Enrolling early will help Delton in pursuit of playing time.
Snyder thinks it will also help Delton — and Barnes and Little — in other areas.
“For somebody who is interested, just think about the value of coming a semester early,” Snyder said. “You really have 5 1/2 years of eligibility that you can actually be on scholarship. When you think about our guys, who are diligent students that get through in four years, that gives them two years to get a second degree or, more significantly, a master’s degree. And you can get it while you are still on campus and on scholarship. That is a great value.”
Dealing with de-commitments
K-State lost a pair of touted commitments late in the recruiting process when defensive backs Mohamed Barry and Kylan Johnson flipped to Nebraska and Florida, respectively. But Snyder said he wasn’t bothered by their defections.
“There is some disenchantment and maybe some disappointment, but when you step away from it you realize we made a mistake,” Snyder said, “because now you realize you made a mistake. That doesn’t mean every guy is bad because he changes his mind. We want guys who understand what a commitment is all about.”
College football coaches and athletic directors are discussing the possibility of adding an early signing period for football players, similar to what is seen in basketball and other sports. That change would help schools hold onto players who de-commit late, but Snyder said he is not in favor of changing the system.
Light on transfers
Aulelio Olomua, a defensive end from Mesa (Ariz.) Community College is the only junior-college transfer in K-State’s 2015 class. That is a rare sight for a program that has taken pride in recruiting junior colleges.
Snyder said K-State did not intend to recruit so few transfers, saying the Wildcats did a poor job in that area. However, he is holding back a handful of scholarships in hopes of adding more in the spring or summer.
Bryce English and Elijah Sullivan boosted K-State’s recruiting class by choosing the Wildcats on Wednesday.
English, a 5-foot-11, 318-pound defensive tackle, is rated as the nation’s 30th-best defensive lineman, per Rivals.

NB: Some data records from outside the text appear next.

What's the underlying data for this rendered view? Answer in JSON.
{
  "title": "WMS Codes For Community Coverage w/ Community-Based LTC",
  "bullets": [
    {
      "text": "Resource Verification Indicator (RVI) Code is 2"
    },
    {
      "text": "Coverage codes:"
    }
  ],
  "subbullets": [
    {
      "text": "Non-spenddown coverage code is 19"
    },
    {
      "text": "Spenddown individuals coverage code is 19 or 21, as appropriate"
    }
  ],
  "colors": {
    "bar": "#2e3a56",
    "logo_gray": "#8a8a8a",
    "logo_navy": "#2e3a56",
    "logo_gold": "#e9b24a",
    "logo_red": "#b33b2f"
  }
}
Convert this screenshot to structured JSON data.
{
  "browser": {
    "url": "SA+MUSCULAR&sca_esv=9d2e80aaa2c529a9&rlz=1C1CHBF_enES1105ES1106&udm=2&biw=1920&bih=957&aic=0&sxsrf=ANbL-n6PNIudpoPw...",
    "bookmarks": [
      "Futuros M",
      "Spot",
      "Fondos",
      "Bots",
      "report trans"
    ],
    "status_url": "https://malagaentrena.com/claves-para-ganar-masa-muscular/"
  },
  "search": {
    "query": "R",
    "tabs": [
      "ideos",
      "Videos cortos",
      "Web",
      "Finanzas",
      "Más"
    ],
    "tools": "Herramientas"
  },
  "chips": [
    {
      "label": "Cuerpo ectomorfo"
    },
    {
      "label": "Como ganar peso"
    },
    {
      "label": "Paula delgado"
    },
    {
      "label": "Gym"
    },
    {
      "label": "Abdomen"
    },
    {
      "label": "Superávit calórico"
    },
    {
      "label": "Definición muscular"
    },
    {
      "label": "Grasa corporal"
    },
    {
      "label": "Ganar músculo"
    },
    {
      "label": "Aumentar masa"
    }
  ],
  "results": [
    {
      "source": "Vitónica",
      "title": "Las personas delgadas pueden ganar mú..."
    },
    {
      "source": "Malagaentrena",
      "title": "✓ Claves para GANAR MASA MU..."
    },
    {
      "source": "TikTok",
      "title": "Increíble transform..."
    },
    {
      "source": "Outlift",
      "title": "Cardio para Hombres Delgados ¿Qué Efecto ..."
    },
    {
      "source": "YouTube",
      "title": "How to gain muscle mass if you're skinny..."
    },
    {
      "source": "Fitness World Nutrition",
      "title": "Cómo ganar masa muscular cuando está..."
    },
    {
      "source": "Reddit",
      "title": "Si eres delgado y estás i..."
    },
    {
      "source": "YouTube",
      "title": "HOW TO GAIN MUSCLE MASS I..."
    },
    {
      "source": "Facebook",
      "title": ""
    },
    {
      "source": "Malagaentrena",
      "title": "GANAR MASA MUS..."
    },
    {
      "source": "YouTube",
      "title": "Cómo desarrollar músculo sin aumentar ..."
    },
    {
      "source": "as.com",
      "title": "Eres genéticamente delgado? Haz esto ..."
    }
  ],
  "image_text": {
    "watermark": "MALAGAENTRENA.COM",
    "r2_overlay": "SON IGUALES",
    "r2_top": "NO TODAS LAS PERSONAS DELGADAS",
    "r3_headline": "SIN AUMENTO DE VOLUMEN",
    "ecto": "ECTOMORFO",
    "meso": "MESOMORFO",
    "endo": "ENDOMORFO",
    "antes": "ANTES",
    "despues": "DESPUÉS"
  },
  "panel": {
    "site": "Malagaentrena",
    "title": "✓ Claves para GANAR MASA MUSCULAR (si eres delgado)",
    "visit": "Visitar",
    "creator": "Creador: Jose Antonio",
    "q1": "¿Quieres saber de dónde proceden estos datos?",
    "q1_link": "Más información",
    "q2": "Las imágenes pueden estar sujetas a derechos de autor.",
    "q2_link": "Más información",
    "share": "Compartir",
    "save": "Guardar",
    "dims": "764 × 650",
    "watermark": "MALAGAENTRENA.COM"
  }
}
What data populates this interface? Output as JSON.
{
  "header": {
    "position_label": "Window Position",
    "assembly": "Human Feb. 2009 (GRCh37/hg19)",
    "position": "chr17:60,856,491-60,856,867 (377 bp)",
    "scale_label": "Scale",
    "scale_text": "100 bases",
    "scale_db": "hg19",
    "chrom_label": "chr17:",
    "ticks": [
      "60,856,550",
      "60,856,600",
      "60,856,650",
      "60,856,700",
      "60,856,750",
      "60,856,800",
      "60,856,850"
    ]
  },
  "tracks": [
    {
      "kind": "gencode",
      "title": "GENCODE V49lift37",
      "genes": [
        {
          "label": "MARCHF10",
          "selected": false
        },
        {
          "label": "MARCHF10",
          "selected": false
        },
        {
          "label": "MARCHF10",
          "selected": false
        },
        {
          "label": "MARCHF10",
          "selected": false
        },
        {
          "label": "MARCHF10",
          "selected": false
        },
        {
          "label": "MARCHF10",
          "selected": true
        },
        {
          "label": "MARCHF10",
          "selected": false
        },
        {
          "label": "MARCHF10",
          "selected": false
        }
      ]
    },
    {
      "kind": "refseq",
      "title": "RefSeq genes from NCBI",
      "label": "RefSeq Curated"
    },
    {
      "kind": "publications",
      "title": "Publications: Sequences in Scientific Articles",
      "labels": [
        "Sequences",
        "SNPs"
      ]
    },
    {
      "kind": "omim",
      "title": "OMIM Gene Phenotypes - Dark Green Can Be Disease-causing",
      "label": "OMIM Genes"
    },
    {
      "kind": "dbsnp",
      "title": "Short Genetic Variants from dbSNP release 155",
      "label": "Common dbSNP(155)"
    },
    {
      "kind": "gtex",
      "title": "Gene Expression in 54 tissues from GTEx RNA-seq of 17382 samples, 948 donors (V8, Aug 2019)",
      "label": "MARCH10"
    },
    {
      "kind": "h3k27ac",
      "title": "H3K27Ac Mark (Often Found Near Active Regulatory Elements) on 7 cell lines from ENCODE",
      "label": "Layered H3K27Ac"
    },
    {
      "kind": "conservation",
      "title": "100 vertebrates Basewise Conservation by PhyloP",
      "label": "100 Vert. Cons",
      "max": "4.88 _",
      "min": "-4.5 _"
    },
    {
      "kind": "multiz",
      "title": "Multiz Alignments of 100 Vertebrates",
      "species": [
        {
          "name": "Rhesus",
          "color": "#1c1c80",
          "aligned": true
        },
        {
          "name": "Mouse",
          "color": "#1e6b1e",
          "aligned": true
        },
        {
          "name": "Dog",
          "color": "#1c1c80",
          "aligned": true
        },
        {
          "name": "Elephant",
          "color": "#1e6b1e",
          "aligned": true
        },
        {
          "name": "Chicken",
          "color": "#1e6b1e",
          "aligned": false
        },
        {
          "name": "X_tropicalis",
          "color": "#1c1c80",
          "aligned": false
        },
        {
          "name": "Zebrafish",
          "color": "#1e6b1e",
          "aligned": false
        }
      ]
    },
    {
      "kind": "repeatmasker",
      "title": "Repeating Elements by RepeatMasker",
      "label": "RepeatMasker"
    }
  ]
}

Sullivan, a 6-foot-1, 204-pound linebacker had been committed to Auburn for months. But the Tigers asked him to defer enrollment to the spring of 2016 — becoming a grayshirt — late in the process, so he switched to K-State.
Kansas State football signings
Early enrollees (5)
Pittsburg (Kan.) HS
Hays (Kan.) HS
Tucker (Ga.) HS
Trinity Christian HS (Jacksonville, Fla.)
Columbia Rock Bridge HS
Signed on Wed. (19)
Mill Valley HS
Shawnee Mission East HS
Wichita Trinity Academy
Flower Mound (Texas) HS
Horton (Kan.) HS
Aledo (Texas) HS
DeSoto (Texas) HS
Lawrence Free State HS
Wichita Bishop Carroll HS
Cartersville (Ga.) HS
Seward (Neb.) HS
Carl Junction (Mo.) HS
Montgomery (Ala.)Academy HS
Mesa (Ariz.) CC
Lawton (Okla.) HS
Tucker (Ga. ) HS
Tucker (Ga.) HS
Ponchatoula (La.) HS
Stephenson HS (Stone Mountain, Ga.)